Now, if you've never been to military prison, rest assured the Skinny Puppy tunes are the best part. So try to avoid being detained by the feds and shipped off to a detention camp. Instead, go see the band in concert at a place like Grand Central Miami.
Yesterday, in the run-up to that show, we here at Crossfade caught up with founding member cEvin Key to talk about cops, weed, and classic 808s.
Crossfade: How do you feel about your music being used to torture prisoners at Guantanamo Bay, Cuba?
cEvin Key: We were gonna invoice the U.S. Government for musical services. But what's funny is maybe they came across a prisoner who was a fan and secretly enjoyed it. Like, it sounds bad to the guy doing the torturing, but the guy getting tortured is like, "Hey, I heard this before.
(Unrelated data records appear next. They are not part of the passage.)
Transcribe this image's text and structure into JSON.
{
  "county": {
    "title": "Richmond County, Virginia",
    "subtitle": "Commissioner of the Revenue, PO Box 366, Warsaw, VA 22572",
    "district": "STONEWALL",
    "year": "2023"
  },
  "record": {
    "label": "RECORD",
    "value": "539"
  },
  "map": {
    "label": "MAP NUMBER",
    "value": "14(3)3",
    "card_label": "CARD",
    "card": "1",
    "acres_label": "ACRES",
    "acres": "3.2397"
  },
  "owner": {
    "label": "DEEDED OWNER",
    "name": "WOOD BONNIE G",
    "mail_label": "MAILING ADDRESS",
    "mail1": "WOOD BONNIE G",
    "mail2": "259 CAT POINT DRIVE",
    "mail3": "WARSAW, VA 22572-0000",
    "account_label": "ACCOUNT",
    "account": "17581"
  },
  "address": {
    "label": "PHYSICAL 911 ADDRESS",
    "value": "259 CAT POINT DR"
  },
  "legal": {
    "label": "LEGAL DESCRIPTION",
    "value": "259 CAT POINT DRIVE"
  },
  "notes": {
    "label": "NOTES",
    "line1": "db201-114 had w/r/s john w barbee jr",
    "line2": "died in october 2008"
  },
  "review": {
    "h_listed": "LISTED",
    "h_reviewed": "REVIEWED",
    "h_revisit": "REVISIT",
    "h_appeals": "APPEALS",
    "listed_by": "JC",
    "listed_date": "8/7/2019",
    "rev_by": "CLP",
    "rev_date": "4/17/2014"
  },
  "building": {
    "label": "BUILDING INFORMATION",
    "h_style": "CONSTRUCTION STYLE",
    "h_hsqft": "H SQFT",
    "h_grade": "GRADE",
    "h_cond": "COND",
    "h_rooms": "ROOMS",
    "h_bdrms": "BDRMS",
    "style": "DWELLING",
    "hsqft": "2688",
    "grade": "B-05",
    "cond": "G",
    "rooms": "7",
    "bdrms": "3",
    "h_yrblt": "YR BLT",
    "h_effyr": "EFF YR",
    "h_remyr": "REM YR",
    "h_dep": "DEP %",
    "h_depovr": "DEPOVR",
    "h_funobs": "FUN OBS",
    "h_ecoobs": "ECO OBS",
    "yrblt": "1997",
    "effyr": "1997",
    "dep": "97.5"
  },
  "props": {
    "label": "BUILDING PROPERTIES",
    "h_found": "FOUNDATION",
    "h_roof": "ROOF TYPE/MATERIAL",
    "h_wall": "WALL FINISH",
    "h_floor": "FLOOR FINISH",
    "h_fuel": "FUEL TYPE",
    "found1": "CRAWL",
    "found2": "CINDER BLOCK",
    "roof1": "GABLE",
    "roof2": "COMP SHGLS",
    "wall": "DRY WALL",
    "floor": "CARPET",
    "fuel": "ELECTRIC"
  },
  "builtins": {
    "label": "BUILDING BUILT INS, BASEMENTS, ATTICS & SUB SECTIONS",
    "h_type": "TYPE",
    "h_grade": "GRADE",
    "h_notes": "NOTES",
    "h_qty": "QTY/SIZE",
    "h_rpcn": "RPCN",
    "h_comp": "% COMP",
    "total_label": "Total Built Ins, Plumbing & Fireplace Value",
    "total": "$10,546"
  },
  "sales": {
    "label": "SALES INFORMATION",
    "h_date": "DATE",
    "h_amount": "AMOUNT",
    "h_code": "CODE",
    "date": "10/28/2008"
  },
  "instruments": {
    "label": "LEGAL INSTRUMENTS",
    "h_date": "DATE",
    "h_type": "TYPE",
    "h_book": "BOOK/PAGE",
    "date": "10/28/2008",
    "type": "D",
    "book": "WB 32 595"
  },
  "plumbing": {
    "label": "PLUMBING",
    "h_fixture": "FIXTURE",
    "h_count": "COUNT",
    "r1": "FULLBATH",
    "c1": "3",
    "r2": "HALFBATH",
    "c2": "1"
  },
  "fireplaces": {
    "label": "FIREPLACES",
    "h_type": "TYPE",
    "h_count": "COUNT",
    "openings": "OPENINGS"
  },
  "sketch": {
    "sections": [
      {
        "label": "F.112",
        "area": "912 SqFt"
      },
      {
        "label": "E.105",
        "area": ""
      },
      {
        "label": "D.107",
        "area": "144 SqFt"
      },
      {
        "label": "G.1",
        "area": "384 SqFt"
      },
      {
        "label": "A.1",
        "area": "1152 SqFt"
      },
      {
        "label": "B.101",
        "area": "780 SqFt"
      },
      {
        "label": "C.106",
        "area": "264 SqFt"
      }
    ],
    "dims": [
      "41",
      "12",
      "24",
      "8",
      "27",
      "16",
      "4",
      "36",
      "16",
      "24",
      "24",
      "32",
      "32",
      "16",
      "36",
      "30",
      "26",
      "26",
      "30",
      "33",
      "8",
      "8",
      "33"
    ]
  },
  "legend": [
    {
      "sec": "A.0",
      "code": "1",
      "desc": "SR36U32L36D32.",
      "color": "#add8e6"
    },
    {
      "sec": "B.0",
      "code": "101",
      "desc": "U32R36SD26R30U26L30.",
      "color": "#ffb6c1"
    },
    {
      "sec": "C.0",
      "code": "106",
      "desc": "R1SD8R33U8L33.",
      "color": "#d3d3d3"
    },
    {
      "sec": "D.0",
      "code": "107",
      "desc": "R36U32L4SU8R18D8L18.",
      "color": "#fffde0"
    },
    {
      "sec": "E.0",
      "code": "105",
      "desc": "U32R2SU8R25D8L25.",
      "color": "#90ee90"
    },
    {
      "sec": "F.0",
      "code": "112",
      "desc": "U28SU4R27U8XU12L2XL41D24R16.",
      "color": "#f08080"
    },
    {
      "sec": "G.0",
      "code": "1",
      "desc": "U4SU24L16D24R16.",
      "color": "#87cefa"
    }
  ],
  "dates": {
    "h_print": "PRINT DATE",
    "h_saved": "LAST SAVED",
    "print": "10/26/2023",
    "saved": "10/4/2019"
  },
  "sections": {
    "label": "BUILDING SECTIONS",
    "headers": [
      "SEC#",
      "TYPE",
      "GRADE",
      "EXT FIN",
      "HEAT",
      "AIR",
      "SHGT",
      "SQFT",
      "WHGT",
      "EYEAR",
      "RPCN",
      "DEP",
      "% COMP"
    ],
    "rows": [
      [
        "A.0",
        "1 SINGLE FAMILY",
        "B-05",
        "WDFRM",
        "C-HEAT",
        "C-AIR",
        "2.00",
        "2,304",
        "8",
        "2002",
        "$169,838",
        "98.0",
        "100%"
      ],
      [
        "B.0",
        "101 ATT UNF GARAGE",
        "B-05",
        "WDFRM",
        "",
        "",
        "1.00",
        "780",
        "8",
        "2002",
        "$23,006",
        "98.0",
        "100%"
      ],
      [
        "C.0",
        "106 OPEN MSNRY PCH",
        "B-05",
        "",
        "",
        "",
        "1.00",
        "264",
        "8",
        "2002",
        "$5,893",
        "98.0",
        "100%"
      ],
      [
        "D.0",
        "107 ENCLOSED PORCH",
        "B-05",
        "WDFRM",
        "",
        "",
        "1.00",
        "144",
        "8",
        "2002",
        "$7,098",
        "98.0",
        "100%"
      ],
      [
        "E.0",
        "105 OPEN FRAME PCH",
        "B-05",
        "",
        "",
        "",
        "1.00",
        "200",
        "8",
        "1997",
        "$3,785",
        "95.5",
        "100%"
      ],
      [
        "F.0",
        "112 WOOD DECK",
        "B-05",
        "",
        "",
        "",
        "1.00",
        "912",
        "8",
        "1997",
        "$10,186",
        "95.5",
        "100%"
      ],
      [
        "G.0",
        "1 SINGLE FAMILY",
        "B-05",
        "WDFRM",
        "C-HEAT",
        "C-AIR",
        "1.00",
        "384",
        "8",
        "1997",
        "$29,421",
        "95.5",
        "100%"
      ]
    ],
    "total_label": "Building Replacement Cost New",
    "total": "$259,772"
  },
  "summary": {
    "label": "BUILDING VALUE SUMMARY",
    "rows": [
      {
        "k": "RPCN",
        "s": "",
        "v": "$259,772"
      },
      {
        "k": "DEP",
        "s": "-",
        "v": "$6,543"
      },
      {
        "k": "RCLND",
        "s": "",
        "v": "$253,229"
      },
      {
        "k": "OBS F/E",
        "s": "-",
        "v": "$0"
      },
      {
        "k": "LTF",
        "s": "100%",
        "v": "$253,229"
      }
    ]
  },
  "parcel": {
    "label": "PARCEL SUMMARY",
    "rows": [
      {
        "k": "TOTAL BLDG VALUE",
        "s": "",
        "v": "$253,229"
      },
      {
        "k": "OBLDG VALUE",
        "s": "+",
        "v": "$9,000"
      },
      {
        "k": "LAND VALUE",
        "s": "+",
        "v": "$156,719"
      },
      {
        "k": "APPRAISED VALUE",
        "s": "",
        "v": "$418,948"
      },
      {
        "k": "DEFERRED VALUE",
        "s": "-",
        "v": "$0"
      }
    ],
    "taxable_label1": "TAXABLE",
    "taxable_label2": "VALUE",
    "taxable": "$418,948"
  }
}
Can you turn it up?"
You're Canadian. What do you think about Justin Bieber getting deported?
I think that's brilliant. He's acting like such a twat. He deserves it, for sure.
Haven't you ever been stereotyped for the music you make?
It's weird, because every time we go through a border or a check point or get stopped by the cops, there's always one guy that's like, "Hey, I'm a fan." It happened just the other day. We got pulled over in Arizona and they found all our weed and busted us and took it away. But I think since one of the guys said he liked us that they just let us off with a citation, so it was a lucky situation in the end. I think that military guys and people in the police force tend to like intense music.
What's your live show like for somebody who has never seen it or even heard of you before?
Whether it's 1985, or '92, or 2004, or whatever it might be, we've approached it the same since the first day. We bring a heavy balance between theater and music in a live setting. You have the three-dimensional visual aspect from our projectors and films, a transforming and transitional stage that I can't define, you have to see it to understand it, and a huge beautiful crew making it all work. It's a whole integrated performance that's like a time capsule that makes industrial music slightly relevant again for a brief moment.